Data records for software interfaces
····················
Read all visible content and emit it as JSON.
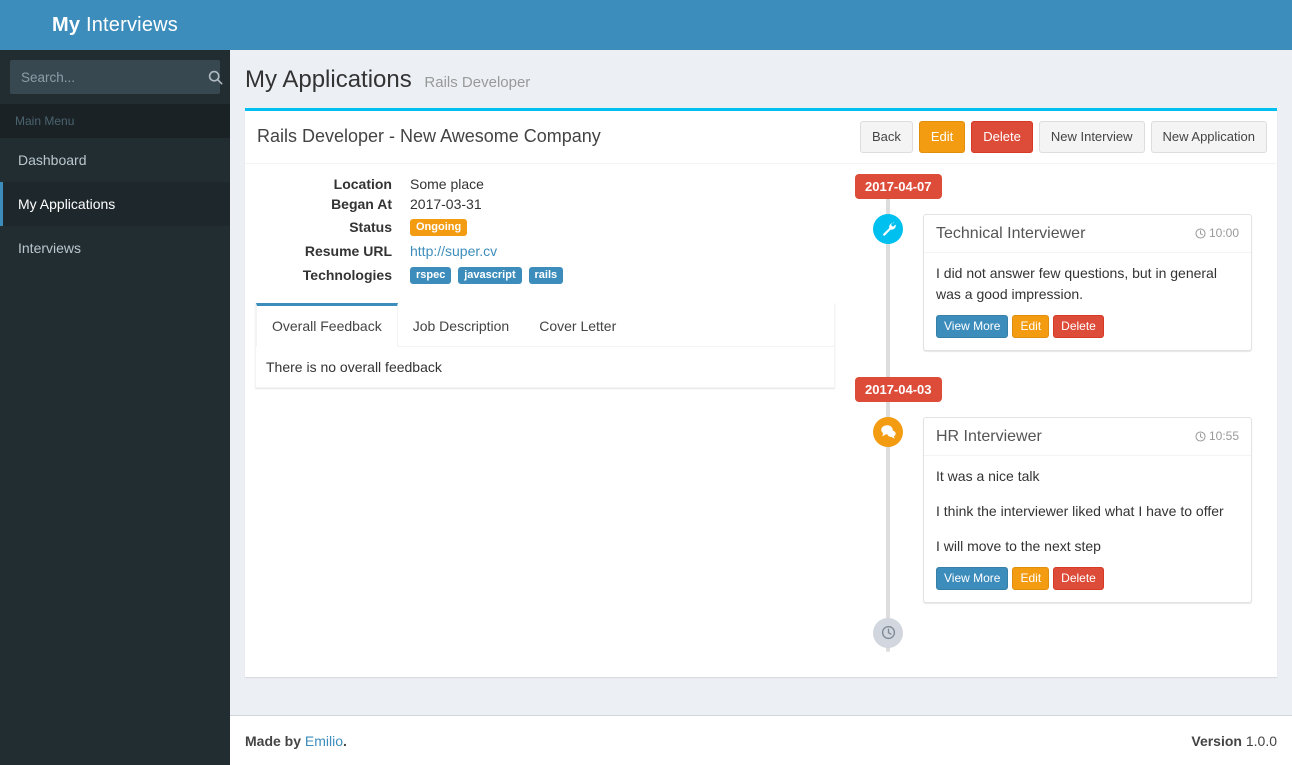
{
  "brand": {
    "strong": "My",
    "rest": "Interviews"
  },
  "sidebar": {
    "search": {
      "placeholder": "Search...",
      "value": "",
      "icon": "search-icon"
    },
    "menu_header": "Main Menu",
    "items": [
      {
        "label": "Dashboard",
        "active": false
      },
      {
        "label": "My Applications",
        "active": true
      },
      {
        "label": "Interviews",
        "active": false
      }
    ]
  },
  "page": {
    "title": "My Applications",
    "subtitle": "Rails Developer"
  },
  "box": {
    "title": "Rails Developer - New Awesome Company",
    "tools": [
      {
        "label": "Back",
        "style": "default"
      },
      {
        "label": "Edit",
        "style": "warning"
      },
      {
        "label": "Delete",
        "style": "danger"
      },
      {
        "label": "New Interview",
        "style": "default"
      },
      {
        "label": "New Application",
        "style": "default"
      }
    ]
  },
  "details": {
    "location_label": "Location",
    "location_value": "Some place",
    "began_label": "Began At",
    "began_value": "2017-03-31",
    "status_label": "Status",
    "status_value": "Ongoing",
    "resume_label": "Resume URL",
    "resume_value": "http://super.cv",
    "technologies_label": "Technologies",
    "technologies": [
      "rspec",
      "javascript",
      "rails"
    ]
  },
  "tabs": {
    "items": [
      {
        "label": "Overall Feedback",
        "active": true
      },
      {
        "label": "Job Description",
        "active": false
      },
      {
        "label": "Cover Letter",
        "active": false
      }
    ],
    "content": "There is no overall feedback"
  },
  "timeline": {
    "groups": [
      {
        "date": "2017-04-07",
        "entries": [
          {
            "icon": "wrench-icon",
            "icon_color": "#00c0ef",
            "title": "Technical Interviewer",
            "time": "10:00",
            "time_icon": "clock-icon",
            "paragraphs": [
              "I did not answer few questions, but in general was a good impression."
            ],
            "actions": [
              {
                "label": "View More",
                "style": "primary"
              },
              {
                "label": "Edit",
                "style": "warning"
              },
              {
                "label": "Delete",
                "style": "danger"
              }
            ]
          }
        ]
      },
      {
        "date": "2017-04-03",
        "entries": [
          {
            "icon": "comments-icon",
            "icon_color": "#f39c12",
            "title": "HR Interviewer",
            "time": "10:55",
            "time_icon": "clock-icon",
            "paragraphs": [
              "It was a nice talk",
              "I think the interviewer liked what I have to offer",
              "I will move to the next step"
            ],
            "actions": [
              {
                "label": "View More",
                "style": "primary"
              },
              {
                "label": "Edit",
                "style": "warning"
              },
              {
                "label": "Delete",
                "style": "danger"
              }
            ]
          }
        ]
      }
    ],
    "end_icon": "clock-icon"
  },
  "footer": {
    "made_by_prefix": "Made by ",
    "made_by_name": "Emilio",
    "made_by_suffix": ".",
    "version_label": "Version",
    "version_value": "1.0.0"
  },
  "colors": {
    "brand_blue": "#3c8dbc",
    "sidebar_dark": "#222d32",
    "accent_aqua": "#00c0ef",
    "warning": "#f39c12",
    "danger": "#dd4b39",
    "page_bg": "#ecf0f5"
  }
}
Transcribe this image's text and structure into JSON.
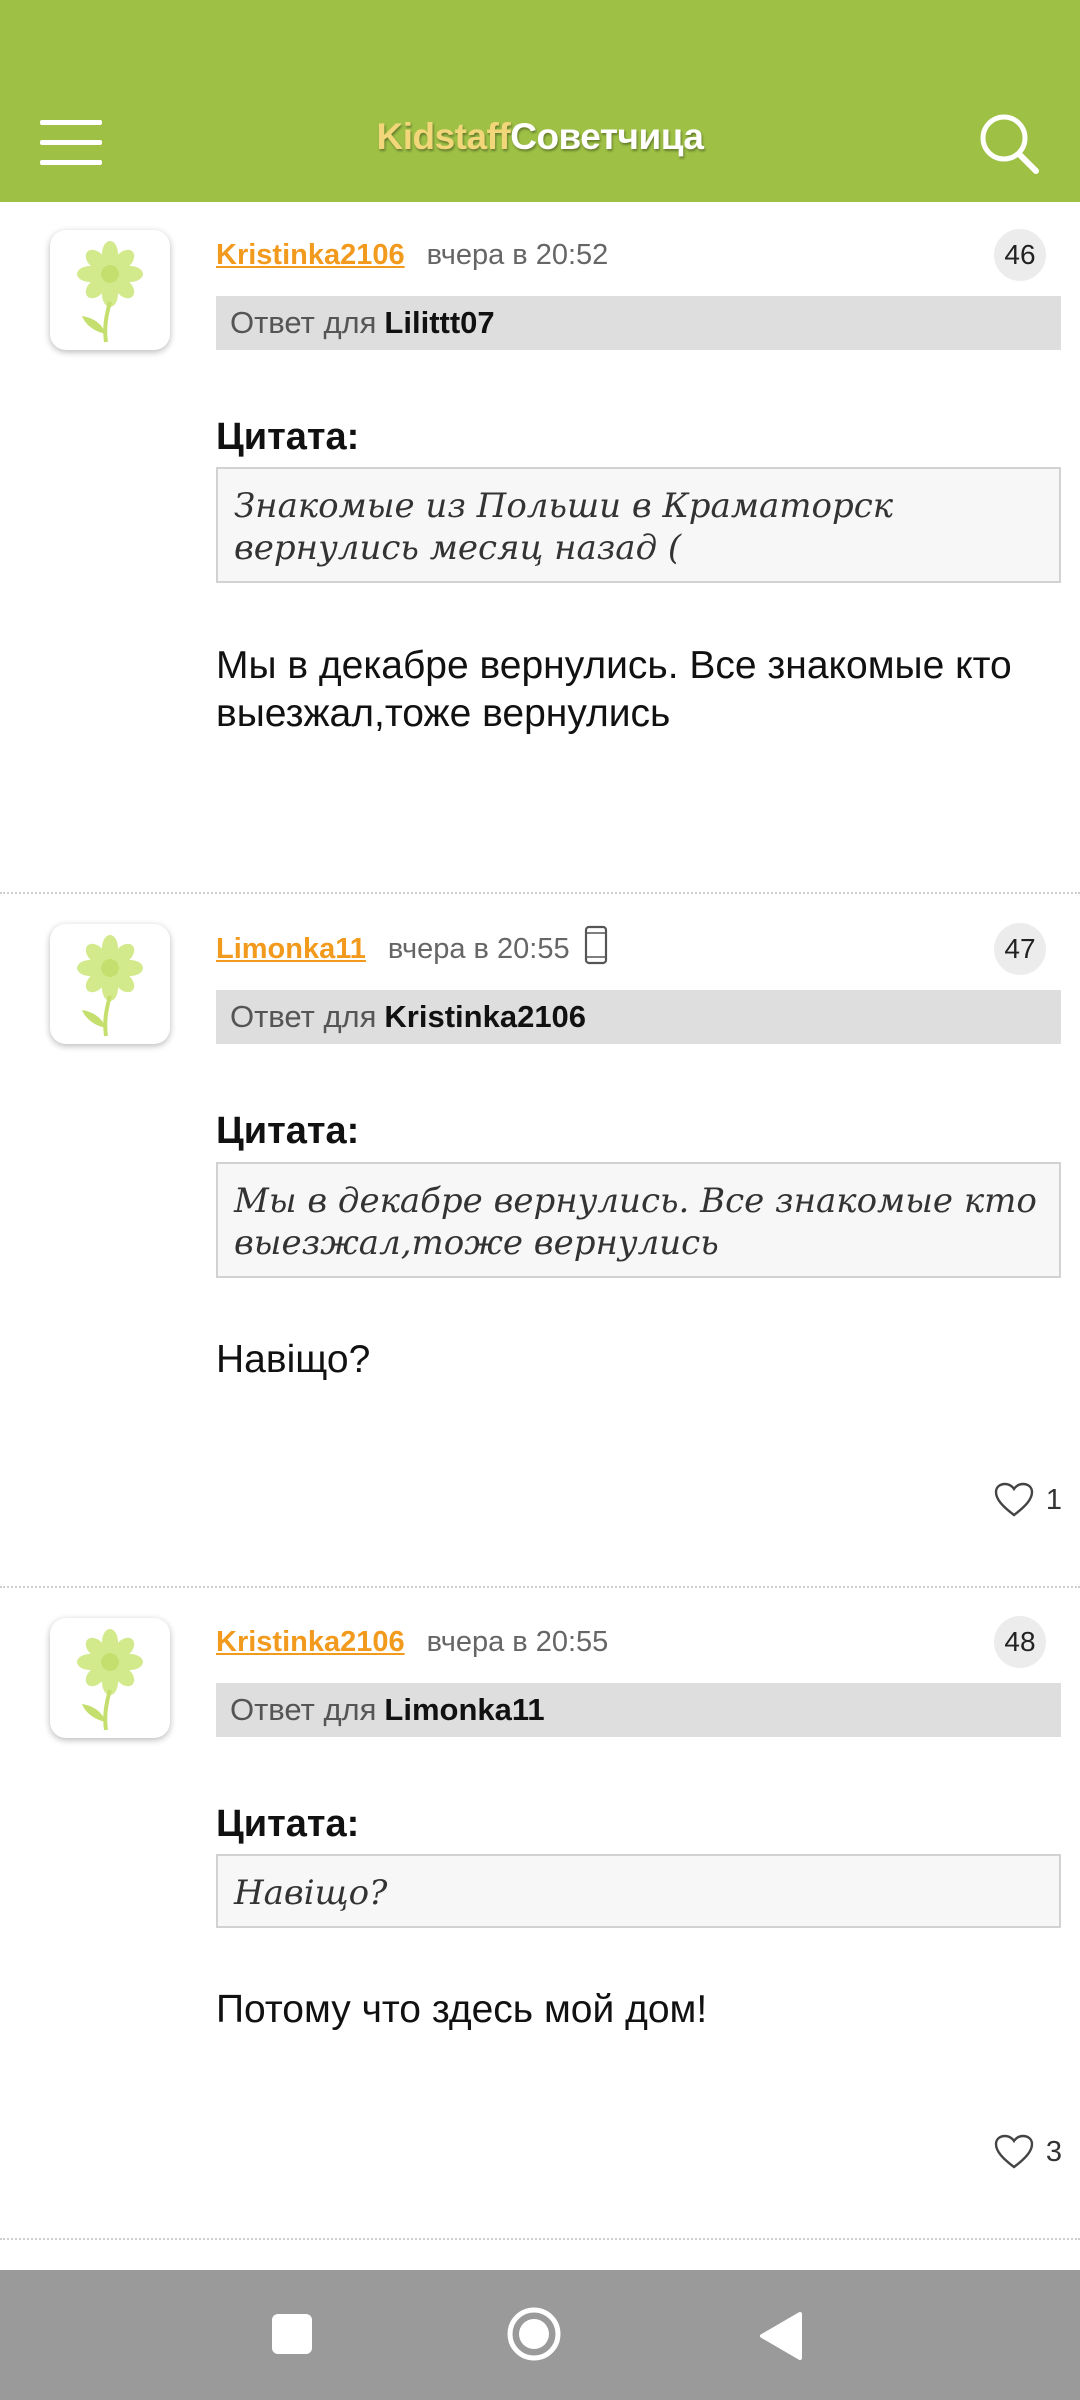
{
  "header": {
    "logo_part1": "Kidstaff",
    "logo_part2": "Советчица",
    "menu_icon": "hamburger-menu-icon",
    "search_icon": "search-icon",
    "background_color": "#9dc045"
  },
  "posts": [
    {
      "author": "Kristinka2106",
      "time": "вчера в 20:52",
      "number": "46",
      "reply_label": "Ответ для",
      "reply_to": "Lilittt07",
      "quote_label": "Цитата:",
      "quote": "Знакомые из Польши в Краматорск вернулись месяц назад (",
      "text": "Мы в декабре вернулись. Все знакомые кто выезжал,тоже вернулись"
    },
    {
      "author": "Limonka11",
      "time": "вчера в 20:55",
      "device_icon": "mobile-phone-icon",
      "number": "47",
      "reply_label": "Ответ для",
      "reply_to": "Kristinka2106",
      "quote_label": "Цитата:",
      "quote": "Мы в декабре вернулись. Все знакомые кто выезжал,тоже вернулись",
      "text": "Навіщо?",
      "likes": "1"
    },
    {
      "author": "Kristinka2106",
      "time": "вчера в 20:55",
      "number": "48",
      "reply_label": "Ответ для",
      "reply_to": "Limonka11",
      "quote_label": "Цитата:",
      "quote": "Навіщо?",
      "text": "Потому что здесь мой дом!",
      "likes": "3"
    }
  ],
  "colors": {
    "author": "#f29a1d",
    "accent_green": "#9dc045",
    "navbar": "#9a9a9a"
  }
}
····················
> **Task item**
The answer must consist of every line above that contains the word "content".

> **Solution**
Read all visible content and emit it as JSON.
    "content": "There is no overall feedback"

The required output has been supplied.